History of tile in brief
Since ancient times, glazed tile has been a fundamental element
of architecture & construction. Throughout entire periods
of history, the description of buildings is impossible without
continual reference to glazed ceramic materials. The history
of tiles dates back as far as the fourth millennium BC where
in Egypt tiles were used to decorate various houses. In those
days, clay bricks were dried beneath the sun or baked, and
the first glazes were blue in color and were made from copper.
As early as 4,000 BC ceramics were also found in Mesopotamia.
These ceramics bore decorations, which were white, and blue
striped and later possessed more varied patterns and colors.
In China, the great center of ceramic art, a fine, white stoneware
with the earliest Chinese glaze was produced during the Shang-Yin
Dynasty (1523-1028 BC).
Through the centuries, tile decoration was improved upon,
as were methods of tile manufacture. For example, during the
Islamic period, all methods of tile decoration were brought
to perfection in Persia. Throughout the known world, in various
countries and cities, ceramic tile production and decoration
reached great heights. The tile mosaics of Spain and Portugal,
the floor tiles of Renaissance Italy, the faiences of Antwerp,
the development of tile iconography in the Netherlands, and
the ceramic tiles of Germany are all prominent landmarks in
the history of ceramic tile.
Tracing the three distinct phases of tile in history shows
why ceramic tile use is growing at such an accelerate rate.
Based on the history, ceramic is divided into three phases.
First, Classic Phase in 9th century-1870, the very expensive
building materials, restrictively used for wealthy patrons,
church and state project (painstakingly made by hand). Second,
Industrial Revolution Phase in 1870-1960, viewed as a structural
element, not a design feature because at the time it was basically
available as unglazed red quarry paves or plain white wall
tile.
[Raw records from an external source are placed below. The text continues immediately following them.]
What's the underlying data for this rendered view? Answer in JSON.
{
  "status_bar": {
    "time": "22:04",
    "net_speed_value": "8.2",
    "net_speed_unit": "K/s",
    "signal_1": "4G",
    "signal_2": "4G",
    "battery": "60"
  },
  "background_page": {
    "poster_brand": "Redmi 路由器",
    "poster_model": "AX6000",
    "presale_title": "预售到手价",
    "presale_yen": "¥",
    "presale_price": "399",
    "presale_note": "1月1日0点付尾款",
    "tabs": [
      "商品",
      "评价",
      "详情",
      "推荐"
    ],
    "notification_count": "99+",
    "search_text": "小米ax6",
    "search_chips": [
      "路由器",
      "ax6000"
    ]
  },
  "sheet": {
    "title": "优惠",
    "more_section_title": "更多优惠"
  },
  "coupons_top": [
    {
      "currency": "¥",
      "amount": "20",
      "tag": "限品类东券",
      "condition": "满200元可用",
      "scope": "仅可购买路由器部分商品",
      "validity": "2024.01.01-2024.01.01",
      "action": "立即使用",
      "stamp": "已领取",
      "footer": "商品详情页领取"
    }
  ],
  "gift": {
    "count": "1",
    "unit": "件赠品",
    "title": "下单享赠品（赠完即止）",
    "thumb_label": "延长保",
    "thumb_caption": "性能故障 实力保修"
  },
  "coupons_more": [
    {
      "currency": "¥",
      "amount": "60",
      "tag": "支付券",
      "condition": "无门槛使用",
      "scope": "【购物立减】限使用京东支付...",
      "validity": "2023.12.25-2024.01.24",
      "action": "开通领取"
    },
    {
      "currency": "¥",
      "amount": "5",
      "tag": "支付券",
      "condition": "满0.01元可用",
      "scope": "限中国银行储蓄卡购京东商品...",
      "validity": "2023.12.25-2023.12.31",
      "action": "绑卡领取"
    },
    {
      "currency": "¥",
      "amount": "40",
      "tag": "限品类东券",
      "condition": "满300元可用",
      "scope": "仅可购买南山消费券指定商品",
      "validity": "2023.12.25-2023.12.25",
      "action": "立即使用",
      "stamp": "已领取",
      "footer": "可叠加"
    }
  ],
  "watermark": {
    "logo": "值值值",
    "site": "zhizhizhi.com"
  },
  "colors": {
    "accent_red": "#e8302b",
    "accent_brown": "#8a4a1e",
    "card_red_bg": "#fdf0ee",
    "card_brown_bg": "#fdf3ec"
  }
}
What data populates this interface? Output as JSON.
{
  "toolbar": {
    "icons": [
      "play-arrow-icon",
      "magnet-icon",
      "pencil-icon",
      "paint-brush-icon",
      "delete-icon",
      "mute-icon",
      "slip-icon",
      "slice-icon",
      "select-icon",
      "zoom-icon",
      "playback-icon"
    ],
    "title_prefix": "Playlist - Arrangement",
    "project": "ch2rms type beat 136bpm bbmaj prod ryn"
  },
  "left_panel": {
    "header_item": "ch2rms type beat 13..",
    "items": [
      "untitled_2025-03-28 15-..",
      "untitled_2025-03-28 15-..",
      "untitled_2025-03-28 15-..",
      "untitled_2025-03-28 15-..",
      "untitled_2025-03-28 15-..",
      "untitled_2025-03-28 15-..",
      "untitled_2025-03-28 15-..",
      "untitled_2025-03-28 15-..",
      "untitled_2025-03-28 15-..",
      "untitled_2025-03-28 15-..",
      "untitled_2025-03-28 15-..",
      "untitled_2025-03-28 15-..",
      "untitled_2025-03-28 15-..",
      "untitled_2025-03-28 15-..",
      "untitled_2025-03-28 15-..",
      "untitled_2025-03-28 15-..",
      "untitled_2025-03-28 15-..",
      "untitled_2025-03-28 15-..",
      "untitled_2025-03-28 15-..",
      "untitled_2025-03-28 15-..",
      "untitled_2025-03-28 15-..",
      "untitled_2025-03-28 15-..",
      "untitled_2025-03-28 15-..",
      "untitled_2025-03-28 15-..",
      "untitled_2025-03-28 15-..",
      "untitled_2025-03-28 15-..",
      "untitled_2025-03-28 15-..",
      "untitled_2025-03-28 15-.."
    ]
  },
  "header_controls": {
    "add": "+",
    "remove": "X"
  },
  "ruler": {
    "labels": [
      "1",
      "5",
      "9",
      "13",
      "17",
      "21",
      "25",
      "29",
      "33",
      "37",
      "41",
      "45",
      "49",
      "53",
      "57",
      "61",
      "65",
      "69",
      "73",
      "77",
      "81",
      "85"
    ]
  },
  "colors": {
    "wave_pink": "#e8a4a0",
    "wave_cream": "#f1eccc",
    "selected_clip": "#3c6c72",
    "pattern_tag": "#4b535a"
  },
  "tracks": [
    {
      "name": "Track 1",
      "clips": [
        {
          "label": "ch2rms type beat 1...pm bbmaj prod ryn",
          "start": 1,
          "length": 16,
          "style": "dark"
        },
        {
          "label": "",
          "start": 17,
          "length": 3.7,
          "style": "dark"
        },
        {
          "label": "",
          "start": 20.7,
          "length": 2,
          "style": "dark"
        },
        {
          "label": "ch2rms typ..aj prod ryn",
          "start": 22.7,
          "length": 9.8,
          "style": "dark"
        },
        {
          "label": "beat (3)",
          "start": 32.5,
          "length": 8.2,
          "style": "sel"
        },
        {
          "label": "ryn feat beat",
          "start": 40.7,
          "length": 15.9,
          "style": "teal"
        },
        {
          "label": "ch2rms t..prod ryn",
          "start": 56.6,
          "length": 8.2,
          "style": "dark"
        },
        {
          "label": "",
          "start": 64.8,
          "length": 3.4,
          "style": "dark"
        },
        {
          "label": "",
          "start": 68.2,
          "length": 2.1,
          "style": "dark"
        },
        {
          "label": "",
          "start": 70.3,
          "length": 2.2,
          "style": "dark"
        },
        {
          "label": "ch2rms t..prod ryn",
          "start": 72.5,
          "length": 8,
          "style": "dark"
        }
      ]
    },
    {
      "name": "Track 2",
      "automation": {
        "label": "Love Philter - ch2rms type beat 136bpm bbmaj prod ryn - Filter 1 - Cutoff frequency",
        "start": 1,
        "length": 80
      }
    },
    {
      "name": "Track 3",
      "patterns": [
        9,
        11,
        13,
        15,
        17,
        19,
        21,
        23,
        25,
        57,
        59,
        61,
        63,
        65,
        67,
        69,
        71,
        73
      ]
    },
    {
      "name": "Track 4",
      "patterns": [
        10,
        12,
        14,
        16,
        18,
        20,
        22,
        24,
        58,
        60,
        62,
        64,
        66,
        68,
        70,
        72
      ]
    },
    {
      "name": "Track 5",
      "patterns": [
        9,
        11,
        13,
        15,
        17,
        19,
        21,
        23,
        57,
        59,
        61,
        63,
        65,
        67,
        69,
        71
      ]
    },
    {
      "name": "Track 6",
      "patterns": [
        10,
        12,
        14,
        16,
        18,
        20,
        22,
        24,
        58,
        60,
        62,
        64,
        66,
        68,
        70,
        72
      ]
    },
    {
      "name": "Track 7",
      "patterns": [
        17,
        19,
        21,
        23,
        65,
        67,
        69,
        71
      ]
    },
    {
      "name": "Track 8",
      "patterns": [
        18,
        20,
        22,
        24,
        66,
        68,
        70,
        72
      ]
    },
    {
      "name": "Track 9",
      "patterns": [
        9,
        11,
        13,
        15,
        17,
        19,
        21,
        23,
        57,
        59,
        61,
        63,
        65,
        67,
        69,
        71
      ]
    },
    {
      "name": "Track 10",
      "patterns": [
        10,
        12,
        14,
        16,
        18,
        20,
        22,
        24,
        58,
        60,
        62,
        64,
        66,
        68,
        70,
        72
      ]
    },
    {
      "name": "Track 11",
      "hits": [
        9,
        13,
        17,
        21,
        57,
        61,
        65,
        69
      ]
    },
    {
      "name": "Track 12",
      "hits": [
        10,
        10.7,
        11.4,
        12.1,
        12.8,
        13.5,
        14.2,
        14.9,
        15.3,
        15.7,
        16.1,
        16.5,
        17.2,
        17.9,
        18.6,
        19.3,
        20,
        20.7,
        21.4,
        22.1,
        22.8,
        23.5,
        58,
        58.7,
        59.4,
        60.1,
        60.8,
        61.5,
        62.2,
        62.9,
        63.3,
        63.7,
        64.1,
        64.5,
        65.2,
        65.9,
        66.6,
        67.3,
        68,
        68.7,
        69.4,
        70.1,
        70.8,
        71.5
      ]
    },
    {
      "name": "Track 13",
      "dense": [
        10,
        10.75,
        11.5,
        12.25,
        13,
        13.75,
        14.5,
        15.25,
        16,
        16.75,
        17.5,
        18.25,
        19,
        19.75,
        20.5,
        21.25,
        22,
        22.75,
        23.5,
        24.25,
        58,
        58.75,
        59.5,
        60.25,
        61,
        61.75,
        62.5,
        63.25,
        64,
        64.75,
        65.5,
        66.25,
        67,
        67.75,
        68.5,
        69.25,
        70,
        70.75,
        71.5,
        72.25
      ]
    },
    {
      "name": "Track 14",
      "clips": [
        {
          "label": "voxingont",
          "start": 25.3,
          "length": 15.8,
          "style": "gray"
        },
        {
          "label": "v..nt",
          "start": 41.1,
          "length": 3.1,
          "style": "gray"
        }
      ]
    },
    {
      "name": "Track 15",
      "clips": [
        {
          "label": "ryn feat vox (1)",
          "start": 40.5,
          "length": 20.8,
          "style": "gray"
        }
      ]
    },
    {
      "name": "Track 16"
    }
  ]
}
Third, High-Tech Phase in 1960-21st Century, incorporating
classic, historical design elements and the rich colors and
textures of the earlier hand-made products. Today’s
ceramic tile products serve both design and technical function.
And at last, tile is understood and valued as a versatile
design option and decorative investment.